======== DATA FOR THIS EXERCISE ========

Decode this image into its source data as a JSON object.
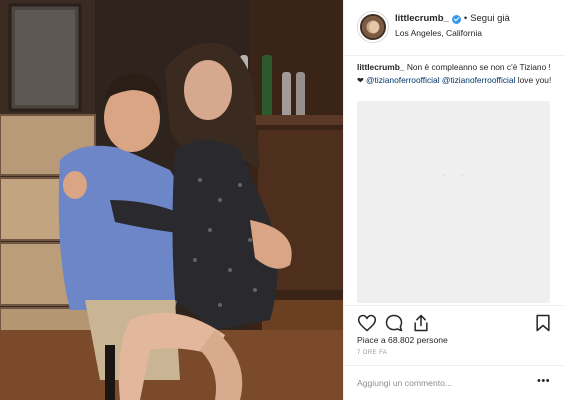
{
  "post": {
    "username": "littlecrumb_",
    "separator": "•",
    "follow_label": "Segui già",
    "location": "Los Angeles, California",
    "caption": {
      "username": "littlecrumb_",
      "text_1": "Non è compleanno se non c'è Tiziano !",
      "heart": "❤",
      "mention_1": "@tizianoferroofficial",
      "mention_2": "@tizianoferroofficial",
      "text_2": "love you!"
    },
    "likes": "Piace a 68.802 persone",
    "time_ago": "7 ORE FA",
    "comment_placeholder": "Aggiungi un commento...",
    "more_label": "•••"
  },
  "icons": {
    "verified": "verified-badge-icon",
    "like": "heart-icon",
    "comment": "comment-icon",
    "share": "share-icon",
    "save": "bookmark-icon",
    "more": "more-options-icon"
  },
  "colors": {
    "verified": "#3897f0",
    "mention": "#003569",
    "muted": "#8e8e8e",
    "border": "#efefef",
    "placeholder_bg": "#efefef"
  }
}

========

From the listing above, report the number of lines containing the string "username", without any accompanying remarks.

EXERCISE ANSWER
2